Extracted records ->

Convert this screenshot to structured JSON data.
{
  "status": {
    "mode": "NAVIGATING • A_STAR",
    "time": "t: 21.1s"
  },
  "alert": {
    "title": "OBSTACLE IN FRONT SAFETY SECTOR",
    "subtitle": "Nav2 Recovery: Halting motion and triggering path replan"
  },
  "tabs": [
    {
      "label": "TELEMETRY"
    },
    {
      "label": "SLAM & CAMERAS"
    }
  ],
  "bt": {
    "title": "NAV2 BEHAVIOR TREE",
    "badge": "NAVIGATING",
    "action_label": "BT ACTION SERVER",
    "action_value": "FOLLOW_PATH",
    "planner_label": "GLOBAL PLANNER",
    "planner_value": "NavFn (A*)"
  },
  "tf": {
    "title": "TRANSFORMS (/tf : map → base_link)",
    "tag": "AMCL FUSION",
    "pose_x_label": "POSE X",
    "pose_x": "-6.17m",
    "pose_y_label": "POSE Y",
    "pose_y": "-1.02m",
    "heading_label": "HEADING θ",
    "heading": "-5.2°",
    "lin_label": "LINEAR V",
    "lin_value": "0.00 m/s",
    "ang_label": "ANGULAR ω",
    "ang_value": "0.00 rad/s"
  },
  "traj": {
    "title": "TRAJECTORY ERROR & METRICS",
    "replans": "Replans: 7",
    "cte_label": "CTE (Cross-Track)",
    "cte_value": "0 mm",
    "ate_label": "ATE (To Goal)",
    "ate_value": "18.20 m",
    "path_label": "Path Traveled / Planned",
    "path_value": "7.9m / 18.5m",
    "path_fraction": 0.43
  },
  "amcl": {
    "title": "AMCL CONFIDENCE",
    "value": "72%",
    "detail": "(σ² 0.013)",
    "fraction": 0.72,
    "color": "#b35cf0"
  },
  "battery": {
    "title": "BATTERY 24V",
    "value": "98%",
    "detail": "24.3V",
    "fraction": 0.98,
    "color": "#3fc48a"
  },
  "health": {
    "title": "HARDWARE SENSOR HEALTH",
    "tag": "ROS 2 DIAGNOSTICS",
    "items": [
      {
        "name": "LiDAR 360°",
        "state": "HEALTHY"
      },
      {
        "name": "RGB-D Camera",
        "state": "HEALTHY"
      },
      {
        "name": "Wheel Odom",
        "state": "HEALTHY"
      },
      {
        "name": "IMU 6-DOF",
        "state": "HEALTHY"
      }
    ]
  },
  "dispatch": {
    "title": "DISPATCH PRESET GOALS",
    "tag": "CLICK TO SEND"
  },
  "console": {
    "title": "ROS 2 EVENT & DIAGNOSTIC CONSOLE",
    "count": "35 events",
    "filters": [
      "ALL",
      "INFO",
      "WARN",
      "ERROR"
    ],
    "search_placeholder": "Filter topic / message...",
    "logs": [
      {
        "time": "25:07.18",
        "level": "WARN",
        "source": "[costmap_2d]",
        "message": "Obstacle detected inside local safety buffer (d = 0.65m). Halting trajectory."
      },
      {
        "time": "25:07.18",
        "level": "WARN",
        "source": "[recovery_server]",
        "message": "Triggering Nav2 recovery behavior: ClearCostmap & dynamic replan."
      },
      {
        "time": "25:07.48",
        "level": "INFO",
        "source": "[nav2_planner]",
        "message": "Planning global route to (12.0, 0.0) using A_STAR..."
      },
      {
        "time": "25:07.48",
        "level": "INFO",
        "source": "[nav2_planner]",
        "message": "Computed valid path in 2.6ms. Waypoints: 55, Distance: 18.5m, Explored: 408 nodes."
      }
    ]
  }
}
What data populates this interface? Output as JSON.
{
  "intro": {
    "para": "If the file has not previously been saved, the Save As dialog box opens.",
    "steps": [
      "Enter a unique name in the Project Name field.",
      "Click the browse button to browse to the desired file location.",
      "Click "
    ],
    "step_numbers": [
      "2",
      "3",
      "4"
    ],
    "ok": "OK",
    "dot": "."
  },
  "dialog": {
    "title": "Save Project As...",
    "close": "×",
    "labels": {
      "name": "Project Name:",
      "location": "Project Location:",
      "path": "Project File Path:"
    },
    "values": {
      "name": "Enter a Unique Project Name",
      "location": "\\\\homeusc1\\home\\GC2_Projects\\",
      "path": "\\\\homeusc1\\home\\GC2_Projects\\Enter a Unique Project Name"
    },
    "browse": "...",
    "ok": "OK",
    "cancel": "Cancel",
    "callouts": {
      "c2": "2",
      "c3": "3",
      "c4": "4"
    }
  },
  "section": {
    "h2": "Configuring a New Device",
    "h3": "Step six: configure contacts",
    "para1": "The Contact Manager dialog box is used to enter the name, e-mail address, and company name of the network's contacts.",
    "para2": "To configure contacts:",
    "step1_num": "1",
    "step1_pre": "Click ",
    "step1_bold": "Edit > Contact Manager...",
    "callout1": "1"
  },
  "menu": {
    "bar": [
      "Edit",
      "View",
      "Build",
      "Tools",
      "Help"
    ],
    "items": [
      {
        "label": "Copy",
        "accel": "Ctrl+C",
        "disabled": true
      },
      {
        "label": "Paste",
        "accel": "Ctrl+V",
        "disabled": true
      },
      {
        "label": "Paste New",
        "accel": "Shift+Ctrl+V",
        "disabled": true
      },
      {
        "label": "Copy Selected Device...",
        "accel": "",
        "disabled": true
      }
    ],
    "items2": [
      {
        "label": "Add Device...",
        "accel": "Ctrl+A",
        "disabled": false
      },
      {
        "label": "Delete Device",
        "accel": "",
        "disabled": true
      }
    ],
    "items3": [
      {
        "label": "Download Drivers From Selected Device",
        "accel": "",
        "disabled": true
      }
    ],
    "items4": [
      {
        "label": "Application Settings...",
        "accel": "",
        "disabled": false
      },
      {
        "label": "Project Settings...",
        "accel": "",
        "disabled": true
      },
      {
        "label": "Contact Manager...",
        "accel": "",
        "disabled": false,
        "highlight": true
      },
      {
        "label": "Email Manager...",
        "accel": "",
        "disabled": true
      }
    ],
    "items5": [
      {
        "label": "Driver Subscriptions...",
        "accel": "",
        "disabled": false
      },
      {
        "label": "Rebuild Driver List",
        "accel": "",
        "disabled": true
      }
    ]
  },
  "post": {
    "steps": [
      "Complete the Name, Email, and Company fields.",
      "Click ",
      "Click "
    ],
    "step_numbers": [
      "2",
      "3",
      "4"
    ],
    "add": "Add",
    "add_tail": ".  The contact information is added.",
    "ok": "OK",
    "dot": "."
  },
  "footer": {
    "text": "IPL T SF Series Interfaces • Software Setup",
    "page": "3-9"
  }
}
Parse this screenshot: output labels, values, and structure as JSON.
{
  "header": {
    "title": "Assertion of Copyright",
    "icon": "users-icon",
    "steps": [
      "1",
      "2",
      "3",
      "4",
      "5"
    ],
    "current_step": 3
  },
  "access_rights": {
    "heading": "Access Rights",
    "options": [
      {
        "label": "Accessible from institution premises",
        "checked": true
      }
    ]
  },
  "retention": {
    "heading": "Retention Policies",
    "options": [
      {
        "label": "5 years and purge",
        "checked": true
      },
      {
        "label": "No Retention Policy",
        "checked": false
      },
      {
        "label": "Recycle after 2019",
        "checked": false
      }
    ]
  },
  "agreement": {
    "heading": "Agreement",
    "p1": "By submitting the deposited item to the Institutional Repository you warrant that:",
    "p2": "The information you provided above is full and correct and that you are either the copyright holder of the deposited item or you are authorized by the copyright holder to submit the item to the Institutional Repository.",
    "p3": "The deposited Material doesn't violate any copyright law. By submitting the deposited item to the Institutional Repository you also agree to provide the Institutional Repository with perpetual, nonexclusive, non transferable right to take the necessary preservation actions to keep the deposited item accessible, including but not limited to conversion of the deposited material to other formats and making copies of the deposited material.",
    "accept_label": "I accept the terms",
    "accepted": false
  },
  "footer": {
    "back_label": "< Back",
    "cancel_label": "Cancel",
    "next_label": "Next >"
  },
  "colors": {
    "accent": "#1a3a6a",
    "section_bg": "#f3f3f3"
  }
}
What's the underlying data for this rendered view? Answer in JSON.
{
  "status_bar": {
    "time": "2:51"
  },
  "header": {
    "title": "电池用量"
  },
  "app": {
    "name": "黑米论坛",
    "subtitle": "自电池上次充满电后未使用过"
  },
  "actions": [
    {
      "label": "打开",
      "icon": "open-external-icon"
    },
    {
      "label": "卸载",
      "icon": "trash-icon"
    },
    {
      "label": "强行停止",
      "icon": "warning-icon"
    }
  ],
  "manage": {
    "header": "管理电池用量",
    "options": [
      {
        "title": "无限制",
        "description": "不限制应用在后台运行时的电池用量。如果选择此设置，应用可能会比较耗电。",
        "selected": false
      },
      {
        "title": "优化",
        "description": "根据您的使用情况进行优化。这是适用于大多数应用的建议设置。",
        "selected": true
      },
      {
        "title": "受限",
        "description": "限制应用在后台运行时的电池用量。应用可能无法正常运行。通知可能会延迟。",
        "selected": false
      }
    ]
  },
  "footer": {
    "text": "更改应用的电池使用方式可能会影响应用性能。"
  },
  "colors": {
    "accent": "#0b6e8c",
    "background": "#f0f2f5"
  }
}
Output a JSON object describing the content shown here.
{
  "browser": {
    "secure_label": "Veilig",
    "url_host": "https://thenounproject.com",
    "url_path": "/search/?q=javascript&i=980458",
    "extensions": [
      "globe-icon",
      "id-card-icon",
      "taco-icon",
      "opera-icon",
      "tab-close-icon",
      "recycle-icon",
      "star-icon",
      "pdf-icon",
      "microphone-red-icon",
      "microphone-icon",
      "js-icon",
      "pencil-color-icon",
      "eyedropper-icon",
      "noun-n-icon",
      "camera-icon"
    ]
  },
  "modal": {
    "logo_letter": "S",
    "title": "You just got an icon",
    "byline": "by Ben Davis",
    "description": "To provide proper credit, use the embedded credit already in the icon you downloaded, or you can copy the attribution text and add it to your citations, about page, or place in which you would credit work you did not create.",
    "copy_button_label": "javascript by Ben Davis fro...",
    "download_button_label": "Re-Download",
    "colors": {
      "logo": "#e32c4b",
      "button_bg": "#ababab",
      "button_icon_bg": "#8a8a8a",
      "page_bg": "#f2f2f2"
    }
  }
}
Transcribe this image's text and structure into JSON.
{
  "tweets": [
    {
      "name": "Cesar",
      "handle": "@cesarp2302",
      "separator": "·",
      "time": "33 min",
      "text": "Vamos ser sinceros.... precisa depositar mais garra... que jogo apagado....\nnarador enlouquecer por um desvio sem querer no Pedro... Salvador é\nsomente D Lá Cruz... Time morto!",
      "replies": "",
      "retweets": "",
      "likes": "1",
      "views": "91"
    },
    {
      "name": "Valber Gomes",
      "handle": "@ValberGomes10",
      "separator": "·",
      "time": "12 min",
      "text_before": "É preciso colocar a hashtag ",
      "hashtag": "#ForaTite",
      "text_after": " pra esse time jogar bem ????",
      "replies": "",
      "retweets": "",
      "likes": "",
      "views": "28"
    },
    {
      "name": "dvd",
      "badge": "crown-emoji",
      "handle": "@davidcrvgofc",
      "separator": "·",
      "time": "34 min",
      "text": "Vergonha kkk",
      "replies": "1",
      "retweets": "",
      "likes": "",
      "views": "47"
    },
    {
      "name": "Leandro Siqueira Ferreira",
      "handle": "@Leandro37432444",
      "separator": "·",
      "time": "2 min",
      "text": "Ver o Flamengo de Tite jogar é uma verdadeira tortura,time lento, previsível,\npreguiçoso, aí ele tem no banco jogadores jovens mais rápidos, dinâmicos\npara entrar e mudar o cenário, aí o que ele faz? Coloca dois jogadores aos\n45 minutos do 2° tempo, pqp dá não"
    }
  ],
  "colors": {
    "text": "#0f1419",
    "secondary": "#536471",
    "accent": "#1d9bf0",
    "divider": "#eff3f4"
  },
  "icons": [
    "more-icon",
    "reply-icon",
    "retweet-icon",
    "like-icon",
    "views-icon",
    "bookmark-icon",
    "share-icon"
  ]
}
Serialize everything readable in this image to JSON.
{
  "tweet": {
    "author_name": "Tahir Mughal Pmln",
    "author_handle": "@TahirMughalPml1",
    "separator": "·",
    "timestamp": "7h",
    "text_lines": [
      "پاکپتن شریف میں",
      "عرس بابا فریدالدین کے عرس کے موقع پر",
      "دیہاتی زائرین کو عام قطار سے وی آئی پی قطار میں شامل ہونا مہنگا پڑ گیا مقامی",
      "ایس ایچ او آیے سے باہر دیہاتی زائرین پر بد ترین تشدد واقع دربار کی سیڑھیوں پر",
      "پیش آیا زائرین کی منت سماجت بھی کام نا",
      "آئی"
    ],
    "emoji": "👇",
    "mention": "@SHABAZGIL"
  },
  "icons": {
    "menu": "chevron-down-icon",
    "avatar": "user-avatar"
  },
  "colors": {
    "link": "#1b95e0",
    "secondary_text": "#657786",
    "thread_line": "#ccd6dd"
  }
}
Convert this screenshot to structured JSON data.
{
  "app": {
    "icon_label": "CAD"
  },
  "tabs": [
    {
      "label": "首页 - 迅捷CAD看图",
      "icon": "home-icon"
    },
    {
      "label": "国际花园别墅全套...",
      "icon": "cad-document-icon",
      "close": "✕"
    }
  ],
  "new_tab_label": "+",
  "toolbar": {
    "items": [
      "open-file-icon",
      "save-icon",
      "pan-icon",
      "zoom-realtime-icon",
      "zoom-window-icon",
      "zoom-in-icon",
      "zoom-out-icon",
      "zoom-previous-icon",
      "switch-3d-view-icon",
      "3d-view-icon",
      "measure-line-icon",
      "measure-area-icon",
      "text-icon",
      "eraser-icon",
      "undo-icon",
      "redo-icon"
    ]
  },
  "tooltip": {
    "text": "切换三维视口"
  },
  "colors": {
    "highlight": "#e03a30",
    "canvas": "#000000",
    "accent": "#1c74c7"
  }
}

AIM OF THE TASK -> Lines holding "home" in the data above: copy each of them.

RESPONSE BELOW ->
      "location": "\\\\homeusc1\\home\\GC2_Projects\\",
      "path": "\\\\homeusc1\\home\\GC2_Projects\\Enter a Unique Project Name"
      "icon": "home-icon"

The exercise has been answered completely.